• **Exercise goal**
Each record below needs to be retyped exactly.

Dataset records:
============================================================
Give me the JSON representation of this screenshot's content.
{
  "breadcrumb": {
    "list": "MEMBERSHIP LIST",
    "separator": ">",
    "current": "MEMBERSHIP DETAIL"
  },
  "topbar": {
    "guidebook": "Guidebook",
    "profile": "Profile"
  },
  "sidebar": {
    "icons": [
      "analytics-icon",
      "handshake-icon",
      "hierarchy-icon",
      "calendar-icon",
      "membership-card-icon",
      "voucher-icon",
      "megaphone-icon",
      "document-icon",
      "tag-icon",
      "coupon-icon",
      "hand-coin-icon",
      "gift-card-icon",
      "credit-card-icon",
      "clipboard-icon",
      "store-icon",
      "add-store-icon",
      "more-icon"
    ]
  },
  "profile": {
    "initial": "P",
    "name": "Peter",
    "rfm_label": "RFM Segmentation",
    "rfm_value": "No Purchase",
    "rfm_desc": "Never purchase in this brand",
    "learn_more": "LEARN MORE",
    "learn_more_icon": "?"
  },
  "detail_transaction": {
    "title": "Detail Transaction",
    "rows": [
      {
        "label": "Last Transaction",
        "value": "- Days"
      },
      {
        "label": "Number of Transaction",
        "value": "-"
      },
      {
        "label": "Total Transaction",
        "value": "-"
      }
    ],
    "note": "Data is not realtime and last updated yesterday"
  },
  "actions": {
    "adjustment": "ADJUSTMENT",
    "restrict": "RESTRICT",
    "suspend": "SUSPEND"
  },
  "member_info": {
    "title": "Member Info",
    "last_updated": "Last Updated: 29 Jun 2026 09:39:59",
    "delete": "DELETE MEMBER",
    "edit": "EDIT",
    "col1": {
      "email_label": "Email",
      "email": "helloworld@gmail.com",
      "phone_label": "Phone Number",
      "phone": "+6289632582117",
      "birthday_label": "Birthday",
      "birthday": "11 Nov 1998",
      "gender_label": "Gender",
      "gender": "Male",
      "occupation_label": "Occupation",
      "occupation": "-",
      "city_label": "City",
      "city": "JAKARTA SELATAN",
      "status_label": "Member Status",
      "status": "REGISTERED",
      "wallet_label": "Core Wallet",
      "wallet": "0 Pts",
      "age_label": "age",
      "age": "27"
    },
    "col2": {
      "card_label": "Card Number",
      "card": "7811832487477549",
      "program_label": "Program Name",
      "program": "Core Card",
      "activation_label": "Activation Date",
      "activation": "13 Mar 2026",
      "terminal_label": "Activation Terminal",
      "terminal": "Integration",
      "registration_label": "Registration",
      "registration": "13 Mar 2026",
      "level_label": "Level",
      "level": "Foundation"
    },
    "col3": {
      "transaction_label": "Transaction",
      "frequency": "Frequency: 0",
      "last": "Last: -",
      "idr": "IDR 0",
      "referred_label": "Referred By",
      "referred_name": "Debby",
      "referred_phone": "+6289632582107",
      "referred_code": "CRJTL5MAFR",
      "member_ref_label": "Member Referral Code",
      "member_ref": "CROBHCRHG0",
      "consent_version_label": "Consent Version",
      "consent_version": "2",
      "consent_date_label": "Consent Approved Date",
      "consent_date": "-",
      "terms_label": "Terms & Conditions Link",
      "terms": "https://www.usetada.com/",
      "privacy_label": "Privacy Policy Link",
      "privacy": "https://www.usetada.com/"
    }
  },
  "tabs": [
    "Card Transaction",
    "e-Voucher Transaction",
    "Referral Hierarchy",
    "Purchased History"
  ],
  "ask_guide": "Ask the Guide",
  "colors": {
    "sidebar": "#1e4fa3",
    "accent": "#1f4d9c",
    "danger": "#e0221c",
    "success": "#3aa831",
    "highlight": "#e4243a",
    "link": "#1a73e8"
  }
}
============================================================
• **Task solution**
Give me the JSON representation of this screenshot's content.
{
  "breadcrumb": {
    "list": "MEMBERSHIP LIST",
    "separator": ">",
    "current": "MEMBERSHIP DETAIL"
  },
  "topbar": {
    "guidebook": "Guidebook",
    "profile": "Profile"
  },
  "sidebar": {
    "icons": [
      "analytics-icon",
      "handshake-icon",
      "hierarchy-icon",
      "calendar-icon",
      "membership-card-icon",
      "voucher-icon",
      "megaphone-icon",
      "document-icon",
      "tag-icon",
      "coupon-icon",
      "hand-coin-icon",
      "gift-card-icon",
      "credit-card-icon",
      "clipboard-icon",
      "store-icon",
      "add-store-icon",
      "more-icon"
    ]
  },
  "profile": {
    "initial": "P",
    "name": "Peter",
    "rfm_label": "RFM Segmentation",
    "rfm_value": "No Purchase",
    "rfm_desc": "Never purchase in this brand",
    "learn_more": "LEARN MORE",
    "learn_more_icon": "?"
  },
  "detail_transaction": {
    "title": "Detail Transaction",
    "rows": [
      {
        "label": "Last Transaction",
        "value": "- Days"
      },
      {
        "label": "Number of Transaction",
        "value": "-"
      },
      {
        "label": "Total Transaction",
        "value": "-"
      }
    ],
    "note": "Data is not realtime and last updated yesterday"
  },
  "actions": {
    "adjustment": "ADJUSTMENT",
    "restrict": "RESTRICT",
    "suspend": "SUSPEND"
  },
  "member_info": {
    "title": "Member Info",
    "last_updated": "Last Updated: 29 Jun 2026 09:39:59",
    "delete": "DELETE MEMBER",
    "edit": "EDIT",
    "col1": {
      "email_label": "Email",
      "email": "helloworld@gmail.com",
      "phone_label": "Phone Number",
      "phone": "+6289632582117",
      "birthday_label": "Birthday",
      "birthday": "11 Nov 1998",
      "gender_label": "Gender",
      "gender": "Male",
      "occupation_label": "Occupation",
      "occupation": "-",
      "city_label": "City",
      "city": "JAKARTA SELATAN",
      "status_label": "Member Status",
      "status": "REGISTERED",
      "wallet_label": "Core Wallet",
      "wallet": "0 Pts",
      "age_label": "age",
      "age": "27"
    },
    "col2": {
      "card_label": "Card Number",
      "card": "7811832487477549",
      "program_label": "Program Name",
      "program": "Core Card",
      "activation_label": "Activation Date",
      "activation": "13 Mar 2026",
      "terminal_label": "Activation Terminal",
      "terminal": "Integration",
      "registration_label": "Registration",
      "registration": "13 Mar 2026",
      "level_label": "Level",
      "level": "Foundation"
    },
    "col3": {
      "transaction_label": "Transaction",
      "frequency": "Frequency: 0",
      "last": "Last: -",
      "idr": "IDR 0",
      "referred_label": "Referred By",
      "referred_name": "Debby",
      "referred_phone": "+6289632582107",
      "referred_code": "CRJTL5MAFR",
      "member_ref_label": "Member Referral Code",
      "member_ref": "CROBHCRHG0",
      "consent_version_label": "Consent Version",
      "consent_version": "2",
      "consent_date_label": "Consent Approved Date",
      "consent_date": "-",
      "terms_label": "Terms & Conditions Link",
      "terms": "https://www.usetada.com/",
      "privacy_label": "Privacy Policy Link",
      "privacy": "https://www.usetada.com/"
    }
  },
  "tabs": [
    "Card Transaction",
    "e-Voucher Transaction",
    "Referral Hierarchy",
    "Purchased History"
  ],
  "ask_guide": "Ask the Guide",
  "colors": {
    "sidebar": "#1e4fa3",
    "accent": "#1f4d9c",
    "danger": "#e0221c",
    "success": "#3aa831",
    "highlight": "#e4243a",
    "link": "#1a73e8"
  }
}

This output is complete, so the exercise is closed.